But since I don’t have time for that, I’ll settle for writing this one. First a little background. I am probably a little biased to JQ’s because I’ve been reading them since my early teens. I had just started reading romance novels, not being particularly choosey over them, simply reading anything romance I could get my hands on, contemporary, historical, paranormal, harlequins, westerns, whatever there was available. I came across the novel Romancing Mister Bridgerton by this amazing lady at a flea market one day and gladly handed over my dollar without paying much attention to what the novel was about. That’s bad, yes, but hey, I was fourteen and it had “romancing” in the title, so I figured it would be a love story and that was as far as my thought process really went. I early started the novel and fell in love. Not just with JQ’s writing, but with historical romance novels in general. I spent my entire high school career stealing any time I could to sneak away and hide in a historical romance. These days, I seem to have fallen into a world of YA, but I still strive to make time to read historical romance novels because there are some qualities you just don’t find anywhere else. For me, it’s like reading a book set in your hometown, even though I have never been to London, I’ve read countless novels about it and I know this world as well as I know my own. …Okay, enough of my sentimental drivel.

Daniel Smythe-Smith has just returned from his exile. After a night of drinking, Hugh, a friend of his challenges him to a game of cards which he wins at impossible odds. Hugh accuses him of cheating and a challenge to a duel is swiftly issued. Daniel accidentally shoots Hugh in the leg, almost killing him. The shot maims Hugh for life which angers his father who swears he will murder Daniel. Now, three years later, Hugh has convinced his father to let Daniel be and Daniel happily returns home just in time to catch the end of the annual Smythe-Smith musical. But it isn’t one of his many cousins who is sitting behind the piano. Completely snared by this mystery woman’s beauty, he finds that he must learn more about her.

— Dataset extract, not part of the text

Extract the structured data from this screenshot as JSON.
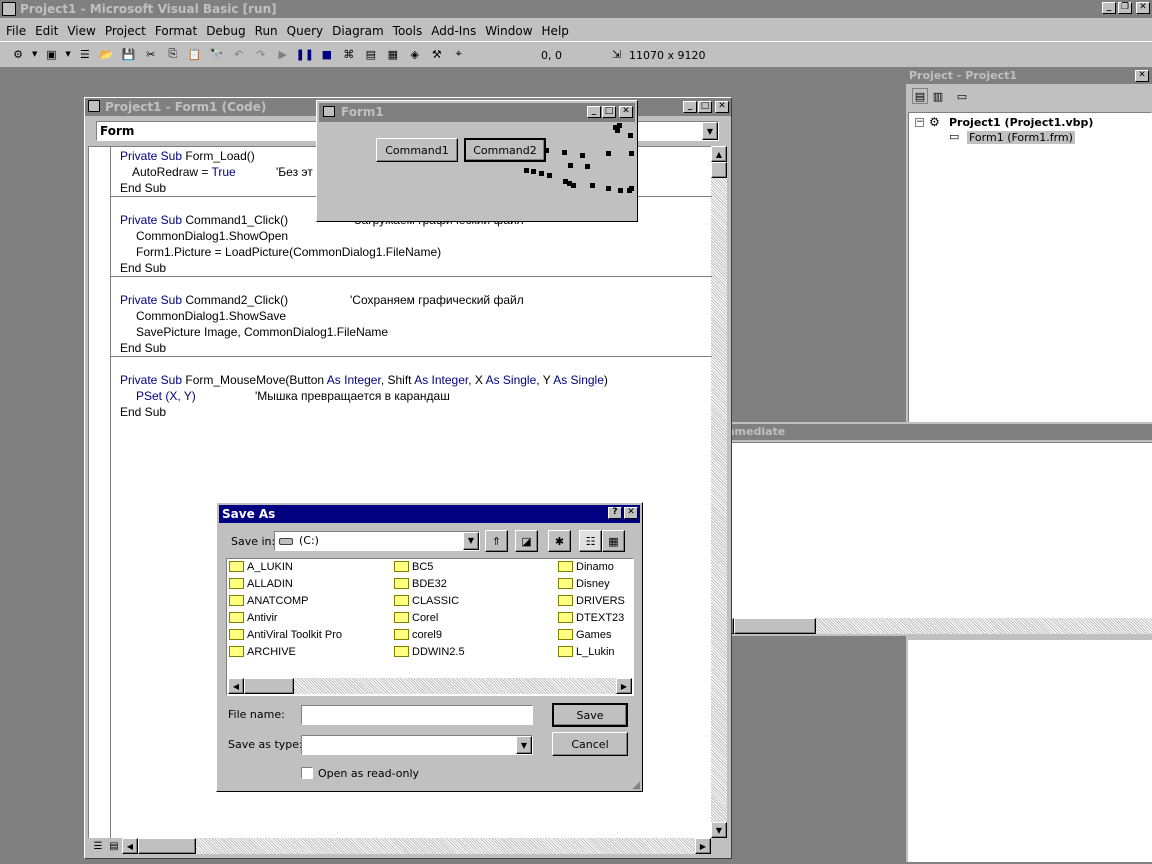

Anne Wynter is just a governess trying to maintain the position she has found with this wonderful family and kept her past in the past. But when Daniel barges into her life and refuses to leave, she knows this will end badly. Even though he is a kind-hearted man, no respectable family will keep her as a governess if she is known to take liberties with members of the family. So she does everything she can to avoid him. But she can’t hide from him or her past for much longer.

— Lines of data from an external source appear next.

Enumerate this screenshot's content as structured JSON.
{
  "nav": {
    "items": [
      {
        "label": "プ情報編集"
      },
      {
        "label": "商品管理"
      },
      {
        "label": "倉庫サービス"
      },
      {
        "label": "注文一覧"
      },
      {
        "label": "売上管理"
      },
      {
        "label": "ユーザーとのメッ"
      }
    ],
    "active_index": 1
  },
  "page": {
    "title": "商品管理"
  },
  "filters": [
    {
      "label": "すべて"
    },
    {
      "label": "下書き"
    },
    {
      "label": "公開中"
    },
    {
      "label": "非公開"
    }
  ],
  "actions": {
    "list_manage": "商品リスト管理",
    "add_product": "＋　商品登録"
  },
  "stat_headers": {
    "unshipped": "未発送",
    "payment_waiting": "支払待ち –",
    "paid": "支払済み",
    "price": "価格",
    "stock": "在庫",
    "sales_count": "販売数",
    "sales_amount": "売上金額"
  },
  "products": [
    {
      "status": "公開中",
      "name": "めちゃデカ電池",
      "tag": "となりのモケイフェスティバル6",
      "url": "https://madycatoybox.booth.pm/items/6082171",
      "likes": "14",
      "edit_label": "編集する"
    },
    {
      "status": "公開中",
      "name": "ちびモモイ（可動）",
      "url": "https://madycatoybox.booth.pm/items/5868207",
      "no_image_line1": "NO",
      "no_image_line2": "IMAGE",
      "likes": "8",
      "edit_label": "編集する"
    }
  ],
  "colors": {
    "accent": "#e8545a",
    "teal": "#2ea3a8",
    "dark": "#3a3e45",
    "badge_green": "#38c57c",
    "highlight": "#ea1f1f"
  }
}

Whether you are already a JQ fan or just a historical romance novel junkie, this one is a must. Daniel is probably one of my favorite heroes, confident without being cocky, sweet, and kind. Watching Anne fight her attraction because she is sure nothing can happen kept me up until 2 in the morning trying to finish it. It’s got just the right amount of humor, heart, and smut that you just can’t go wrong.